━━━━━ Input

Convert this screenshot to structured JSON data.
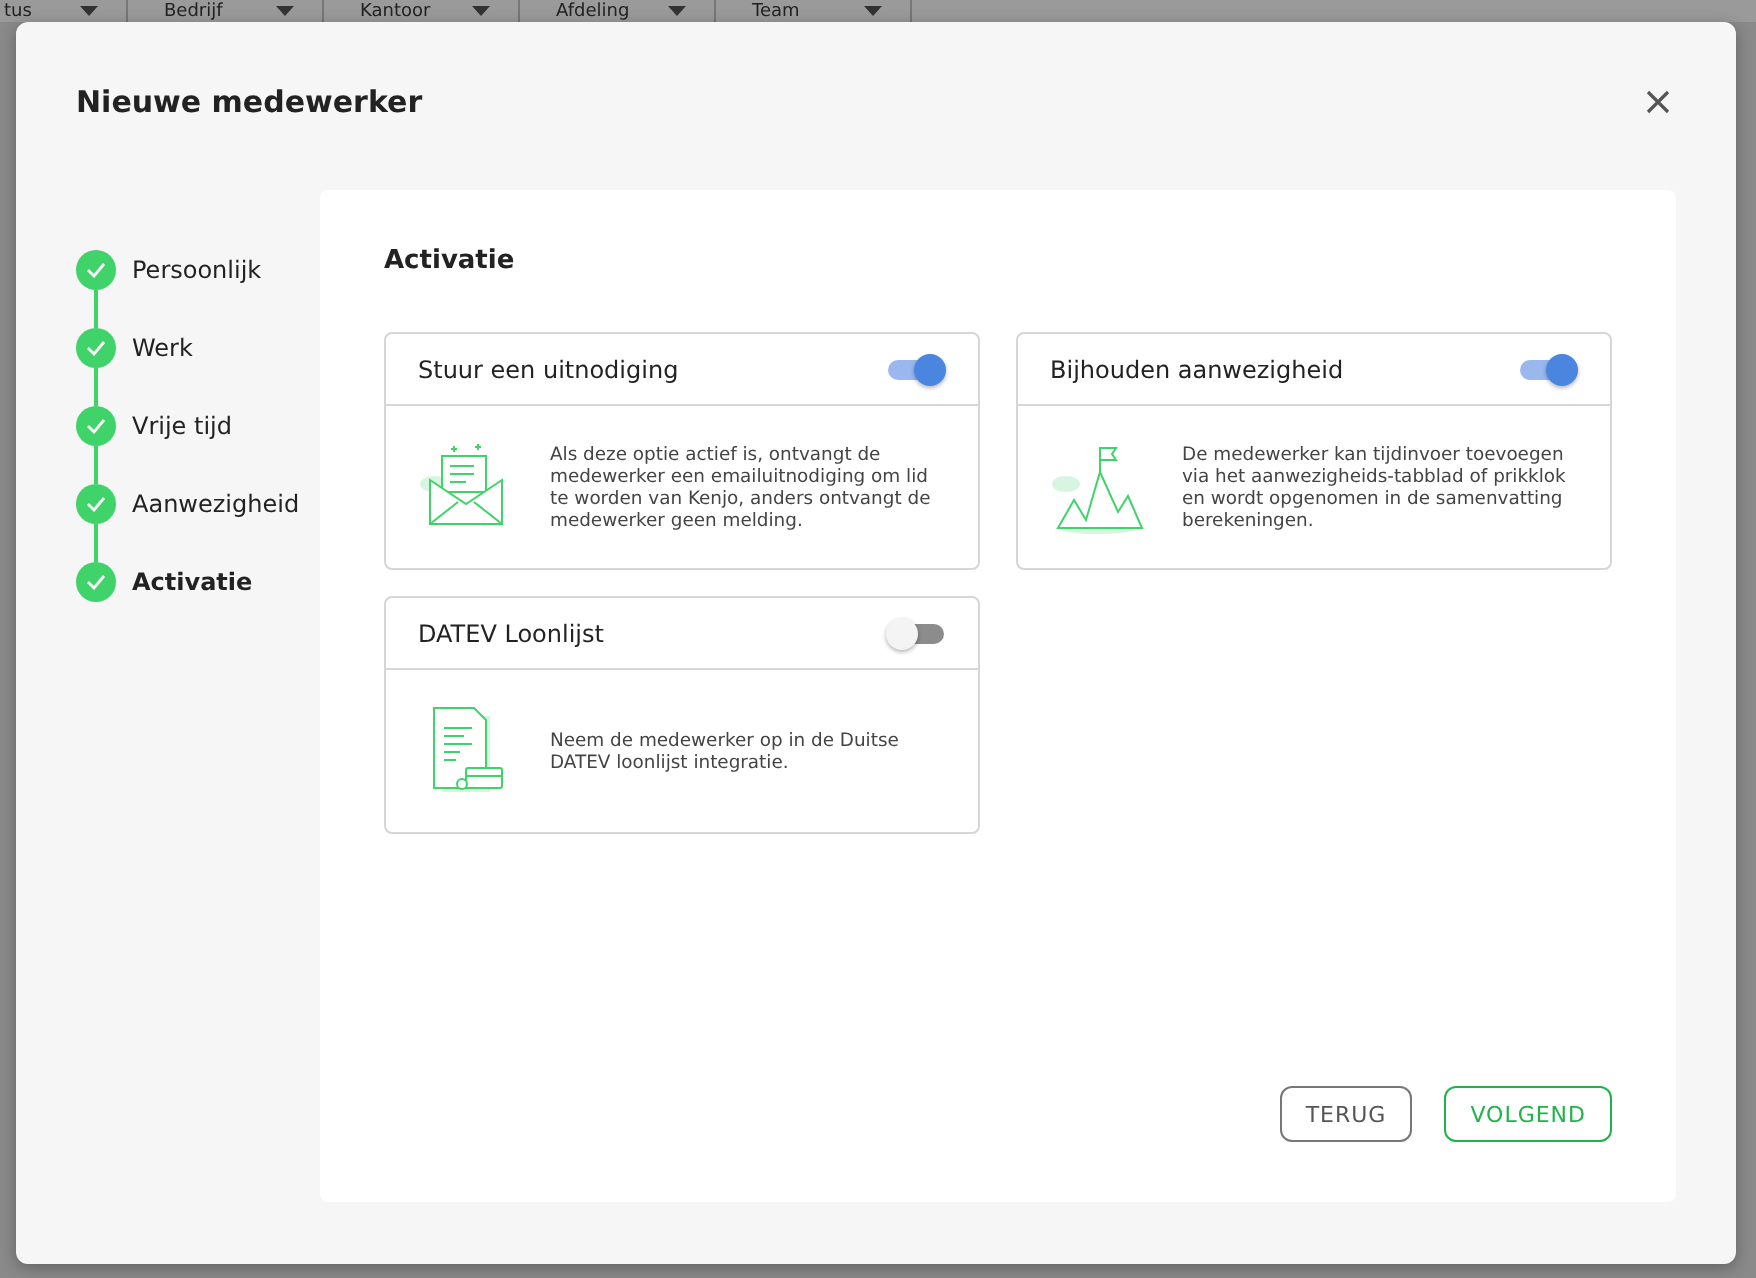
{
  "background_columns": [
    {
      "label": "tus"
    },
    {
      "label": "Bedrijf"
    },
    {
      "label": "Kantoor"
    },
    {
      "label": "Afdeling"
    },
    {
      "label": "Team"
    }
  ],
  "dialog": {
    "title": "Nieuwe medewerker",
    "steps": [
      {
        "label": "Persoonlijk",
        "completed": true,
        "selected": false
      },
      {
        "label": "Werk",
        "completed": true,
        "selected": false
      },
      {
        "label": "Vrije tijd",
        "completed": true,
        "selected": false
      },
      {
        "label": "Aanwezigheid",
        "completed": true,
        "selected": false
      },
      {
        "label": "Activatie",
        "completed": true,
        "selected": true
      }
    ],
    "section_title": "Activatie",
    "options": [
      {
        "kind": "envelope",
        "title": "Stuur een uitnodiging",
        "on": true,
        "description": "Als deze optie actief is, ontvangt de medewerker een emailuitnodiging om lid te worden van Kenjo, anders ontvangt de medewerker geen melding."
      },
      {
        "kind": "mountains",
        "title": "Bijhouden aanwezigheid",
        "on": true,
        "description": "De medewerker kan tijdinvoer toevoegen via het aanwezigheids-tabblad of prikklok en wordt opgenomen in de samenvatting berekeningen."
      },
      {
        "kind": "document",
        "title": "DATEV Loonlijst",
        "on": false,
        "description": "Neem de medewerker op in de Duitse DATEV loonlijst integratie."
      }
    ],
    "buttons": [
      {
        "label": "TERUG",
        "kind": "secondary"
      },
      {
        "label": "VOLGEND",
        "kind": "primary"
      }
    ]
  }
}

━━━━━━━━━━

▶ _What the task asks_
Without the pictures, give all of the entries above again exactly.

▶ _Solution_
Convert this screenshot to structured JSON data.
{
  "background_columns": [
    {
      "label": "tus"
    },
    {
      "label": "Bedrijf"
    },
    {
      "label": "Kantoor"
    },
    {
      "label": "Afdeling"
    },
    {
      "label": "Team"
    }
  ],
  "dialog": {
    "title": "Nieuwe medewerker",
    "steps": [
      {
        "label": "Persoonlijk",
        "completed": true,
        "selected": false
      },
      {
        "label": "Werk",
        "completed": true,
        "selected": false
      },
      {
        "label": "Vrije tijd",
        "completed": true,
        "selected": false
      },
      {
        "label": "Aanwezigheid",
        "completed": true,
        "selected": false
      },
      {
        "label": "Activatie",
        "completed": true,
        "selected": true
      }
    ],
    "section_title": "Activatie",
    "options": [
      {
        "kind": "envelope",
        "title": "Stuur een uitnodiging",
        "on": true,
        "description": "Als deze optie actief is, ontvangt de medewerker een emailuitnodiging om lid te worden van Kenjo, anders ontvangt de medewerker geen melding."
      },
      {
        "kind": "mountains",
        "title": "Bijhouden aanwezigheid",
        "on": true,
        "description": "De medewerker kan tijdinvoer toevoegen via het aanwezigheids-tabblad of prikklok en wordt opgenomen in de samenvatting berekeningen."
      },
      {
        "kind": "document",
        "title": "DATEV Loonlijst",
        "on": false,
        "description": "Neem de medewerker op in de Duitse DATEV loonlijst integratie."
      }
    ],
    "buttons": [
      {
        "label": "TERUG",
        "kind": "secondary"
      },
      {
        "label": "VOLGEND",
        "kind": "primary"
      }
    ]
  }
}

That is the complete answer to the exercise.